Dermatologist and psychiatrist Evan Rieder, MD, says that: “I think beauty and skin-care routines are a form of mindfulness for many of us and give us the experience of getting in touch with the moment.” He goes on to explain that: “So much of what we do has been lost due to the pandemic, so beauty self-reliability, while born out of necessity, gives us a sense of control over our lives, a greater sense of purpose, and the power to know that we are capable of providing these well-being promoting activities on our own.” For people everywhere, this mindfulness has been more necessary than ever while navigating 2020.

With our relationship with beauty evolving into something more empowering and healthy, it’s exciting to imagine what the post-pandemic world will bring. Hopefully, we can take these lessons of empowerment and self-acceptance forward, feeling comfortable in our own skin enough to go out into the world without makeup or pick the designer bikini that we really want to wear, not the one that we think we should wear for others. Empowerment, positivity, and self-love are the main feelings that we should be taking away from our relationship with beauty during the pandemic. 
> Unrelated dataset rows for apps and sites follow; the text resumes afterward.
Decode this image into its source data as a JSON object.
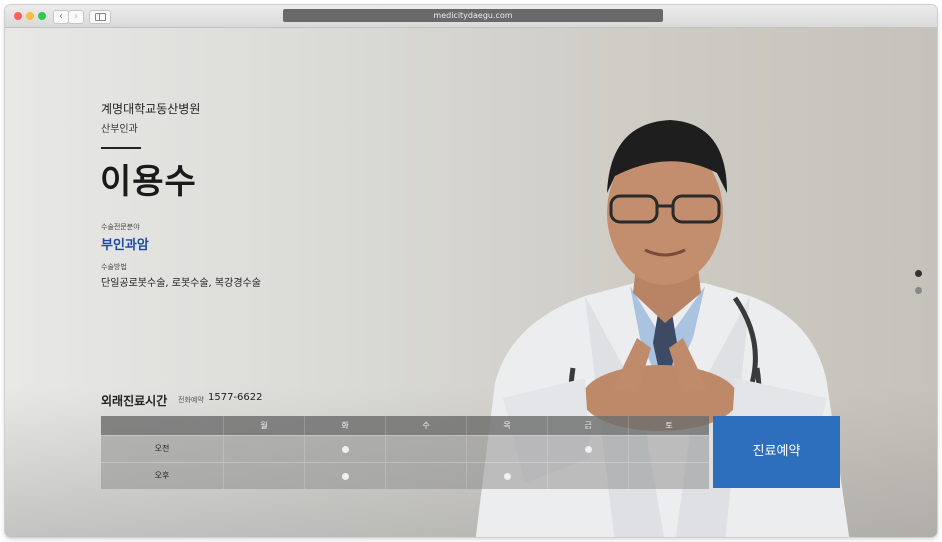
{
  "browser": {
    "url": "medicitydaegu.com"
  },
  "profile": {
    "hospital": "계명대학교동산병원",
    "department": "산부인과",
    "name": "이용수",
    "specialty_label": "수술전문분야",
    "specialty_value": "부인과암",
    "method_label": "수술방법",
    "method_value": "단일공로봇수술, 로봇수술, 복강경수술"
  },
  "schedule": {
    "title": "외래진료시간",
    "phone_label": "전화예약",
    "phone": "1577-6622",
    "days": [
      "월",
      "화",
      "수",
      "목",
      "금",
      "토"
    ],
    "rows": [
      {
        "label": "오전",
        "marks": [
          false,
          true,
          false,
          false,
          true,
          false
        ]
      },
      {
        "label": "오후",
        "marks": [
          false,
          true,
          false,
          true,
          false,
          false
        ]
      }
    ]
  },
  "reserve_button": "진료예약",
  "colors": {
    "accent": "#2e6fbd",
    "specialty_text": "#1e4aa3"
  },
  "pagination": {
    "count": 2,
    "active": 1
  }
}
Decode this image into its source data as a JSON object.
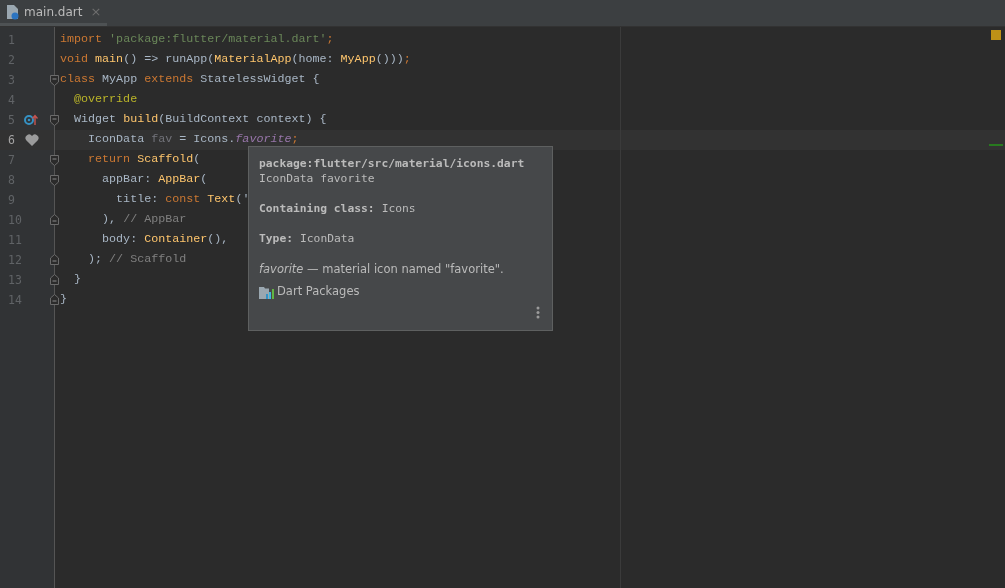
{
  "tabs": [
    {
      "label": "main.dart",
      "close": "×",
      "selected": true
    }
  ],
  "editor": {
    "lines": [
      {
        "number": "1",
        "current": false,
        "tokens": [
          {
            "t": "import ",
            "kind": "keyword"
          },
          {
            "t": "'package:flutter/material.dart'",
            "kind": "string"
          },
          {
            "t": ";",
            "kind": "keyword"
          }
        ]
      },
      {
        "number": "2",
        "current": false,
        "tokens": [
          {
            "t": "void ",
            "kind": "keyword"
          },
          {
            "t": "main",
            "kind": "function"
          },
          {
            "t": "() => runApp(",
            "kind": "plain"
          },
          {
            "t": "MaterialApp",
            "kind": "function"
          },
          {
            "t": "(home: ",
            "kind": "plain"
          },
          {
            "t": "MyApp",
            "kind": "function"
          },
          {
            "t": "()))",
            "kind": "plain"
          },
          {
            "t": ";",
            "kind": "keyword"
          }
        ]
      },
      {
        "number": "3",
        "current": false,
        "fold": {
          "kind": "start"
        },
        "tokens": [
          {
            "t": "class ",
            "kind": "keyword"
          },
          {
            "t": "MyApp ",
            "kind": "plain"
          },
          {
            "t": "extends ",
            "kind": "keyword"
          },
          {
            "t": "StatelessWidget {",
            "kind": "plain"
          }
        ]
      },
      {
        "number": "4",
        "current": false,
        "tokens": [
          {
            "t": "  @override",
            "kind": "annotation"
          }
        ]
      },
      {
        "number": "5",
        "current": false,
        "fold": {
          "kind": "start"
        },
        "marker": {
          "kind": "override"
        },
        "tokens": [
          {
            "t": "  Widget ",
            "kind": "plain"
          },
          {
            "t": "build",
            "kind": "function"
          },
          {
            "t": "(BuildContext context) {",
            "kind": "plain"
          }
        ]
      },
      {
        "number": "6",
        "current": true,
        "marker": {
          "kind": "heart"
        },
        "tokens": [
          {
            "t": "    IconData ",
            "kind": "plain"
          },
          {
            "t": "fav",
            "kind": "unused"
          },
          {
            "t": " = Icons.",
            "kind": "plain"
          },
          {
            "t": "favorite",
            "kind": "field"
          },
          {
            "t": ";",
            "kind": "keyword"
          }
        ]
      },
      {
        "number": "7",
        "current": false,
        "fold": {
          "kind": "start"
        },
        "tokens": [
          {
            "t": "    return ",
            "kind": "keyword"
          },
          {
            "t": "Scaffold",
            "kind": "function"
          },
          {
            "t": "(",
            "kind": "plain"
          }
        ]
      },
      {
        "number": "8",
        "current": false,
        "fold": {
          "kind": "start"
        },
        "tokens": [
          {
            "t": "      appBar: ",
            "kind": "plain"
          },
          {
            "t": "AppBar",
            "kind": "function"
          },
          {
            "t": "(",
            "kind": "plain"
          }
        ]
      },
      {
        "number": "9",
        "current": false,
        "tokens": [
          {
            "t": "        title: ",
            "kind": "plain"
          },
          {
            "t": "const ",
            "kind": "keyword"
          },
          {
            "t": "Text",
            "kind": "function"
          },
          {
            "t": "('",
            "kind": "plain"
          }
        ]
      },
      {
        "number": "10",
        "current": false,
        "fold": {
          "kind": "end"
        },
        "tokens": [
          {
            "t": "      ), ",
            "kind": "plain"
          },
          {
            "t": "// AppBar",
            "kind": "comment"
          }
        ]
      },
      {
        "number": "11",
        "current": false,
        "tokens": [
          {
            "t": "      body: ",
            "kind": "plain"
          },
          {
            "t": "Container",
            "kind": "function"
          },
          {
            "t": "(),",
            "kind": "plain"
          }
        ]
      },
      {
        "number": "12",
        "current": false,
        "fold": {
          "kind": "end"
        },
        "tokens": [
          {
            "t": "    ); ",
            "kind": "plain"
          },
          {
            "t": "// Scaffold",
            "kind": "comment"
          }
        ]
      },
      {
        "number": "13",
        "current": false,
        "fold": {
          "kind": "end"
        },
        "tokens": [
          {
            "t": "  }",
            "kind": "plain"
          }
        ]
      },
      {
        "number": "14",
        "current": false,
        "fold": {
          "kind": "end"
        },
        "tokens": [
          {
            "t": "}",
            "kind": "plain"
          }
        ]
      }
    ]
  },
  "doc_popup": {
    "path": "package:flutter/src/material/icons.dart",
    "signature": "IconData favorite",
    "containing_label": "Containing class:",
    "containing_value": "Icons",
    "type_label": "Type:",
    "type_value": "IconData",
    "description": "*favorite* — material icon named \"favorite\".",
    "link": "Dart Packages"
  }
}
    Share your comments below. Please read our commenting guidelines before posting. If you have a concern about a comment, report it here.

    You might also like...

    Community//

    Romain Gaillard: “Go for quality over quantity”

    by Jilea Hemmings
    Community//

    Diamond Hawkins and Lidia Debesay of Pothos Beauty: “The first step is starting”

    by Penny Bauder, Founder of Green Kid Crafts
    Community//

    “Five Things You Need To Know” With Jilea Hemmings & Emilia Ramos

    by Jilea Hemmings
    We use cookies on our site to give you the best experience possible. By continuing to browse the site, you agree to this use. For more information on how we use cookies, see our Privacy Policy.